Many people who have been convicted to worship by the Biblical calendar observe the weekly and yearly observances, but the monthly observance of New Moon is frequently overlooked.  This is partly through ignorance of how to observe New Moon.  However, the importance of New Moon can be seen in the fact that the sacrifices prescribed for New Moons were considerably more than those prescribed for the weekly seventh-day Sabbath!  The sacrifices required for the seventh-day Sabbath were simply the two lambs offered every day plus two additional lambs and a small food and drink offering.  The sacrifices for New Moons, however, included two young bullocks, a ram and seven lambs, plus a sizable food and drink offering – in addition to the two lambs that were always offered every day.

Under the old covenant system of sacrifice, the priests burnt a morning and an evening sacrifice every single day.  Yahuwah specified which sacrifices were to be offered on which days.  The average daily sacrifice was a lamb.  Larger, more expensive sacrifices were offered on the yearly feasts.  If days were to be ranked based on the type of sacrifice specified for that day, it would be as follows, from least to most important:

4. Every day work days
3. Weekly seventh-day Sabbaths
2. New Moons
1. Annual feasts 

The Calendar: Reminder of Creation

All of Creation was designed to reveal truths about the Creator and to draw the hearts and minds of man to his Creator in grateful acknowledgement.  The calendar devised by Yahuwah is couple praying togetherdivinely designed for that very thing.  The seventh-day weekly Sabbath is to be segregated, set apart for the worship of the Creator.  The word “Sabbath” comes from shabath (#7673) and means “to repose, i.e. desist from exertion.”10 But it was not just the weekly Sabbaths that were to be set apart.  Originally, the monthly New Moons and, of course, the yearly feasts were all times to remember the goodness of the Creator.

The four quarters of the moon supply an obvious division of the is most significant that in the older parts of the Hebrew scriptures the new moon and the Sabbath are almost invariably mentioned together.  The [lunar] month is beyond question an old sacred division of time common to all the semites; even the Arabs, who received the week at quite a late period from the Syrians, greeted the New Moon with religious acclamations. …  We cannot tell [exactly] when the Sabbath became disassociated from the month.11

Yahuwah’s holy convocations, including New Moons, are a time for renewed commitment to the Creator; a time to slow down, acknowledge the Father’s gifts of family, friends and other blessings.  New Moons bring a blessing to all who will set aside this time to acknowledge the blessings of Yahuwah.  They will be kept throughout all eternity as the saved rejoice in the endless blessings of the loving Creator.

“And it shall come to pass, that from one New Moon to another, and from one Sabbath to another, shall all flesh come to worship before me, saith Yahuwah.”  (Isaiah 66:23)


2 Encyclopedia Biblica, 1899 ed., p. 4180.

3 Ibid., p. 4780. 

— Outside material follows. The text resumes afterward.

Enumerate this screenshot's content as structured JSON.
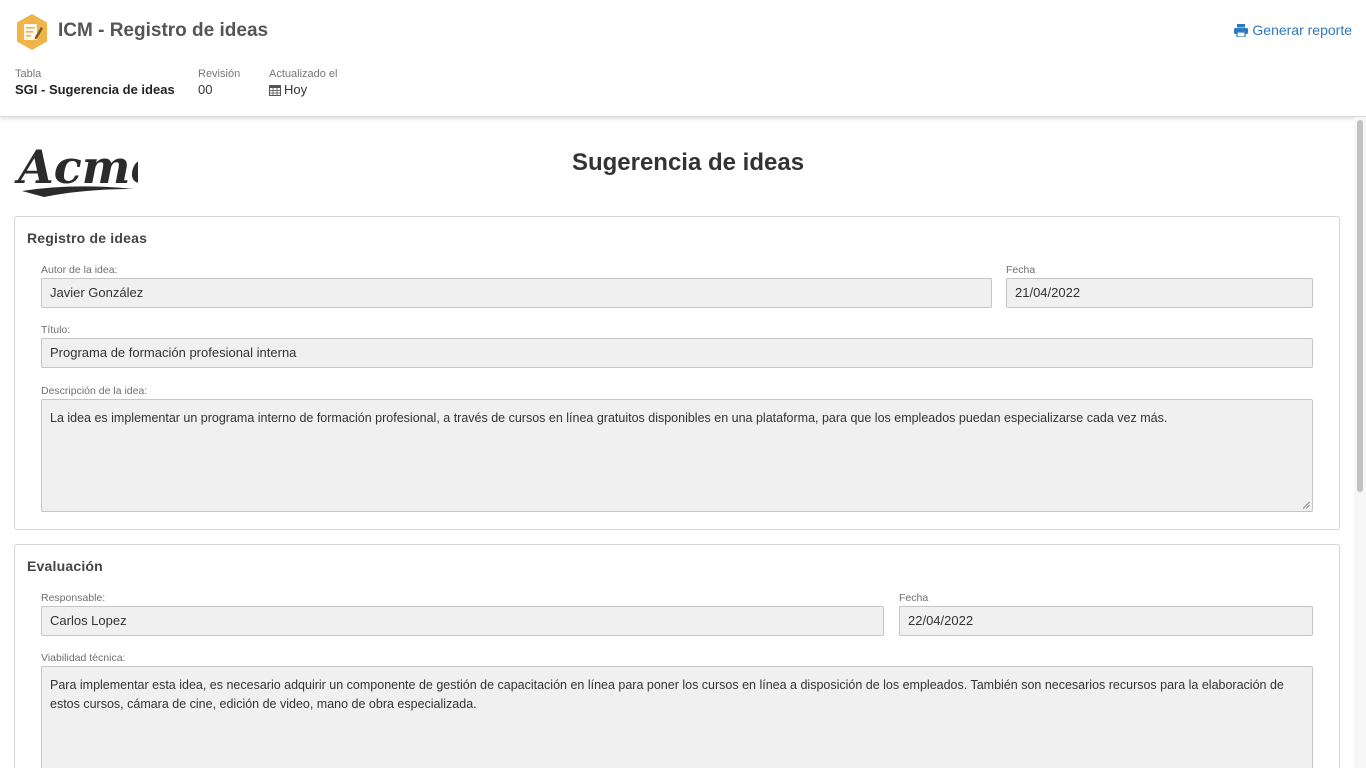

4 #2320, The New Strong’s Expanded Dictionary of Bible Words, p. 453.

7 New Strong’s Exhaustive Concordance of the Bible.

8 Universal Jewish Encyclopedia, p. 410.

9 Eviatar Zerubavel, The Seven Day Circle, pp. 7-8.

10 The New Strong’s Expanded Dictionary of Bible Words, p. 833.

11 Encyclopedia Biblica, op cit., pp. 4178-4179.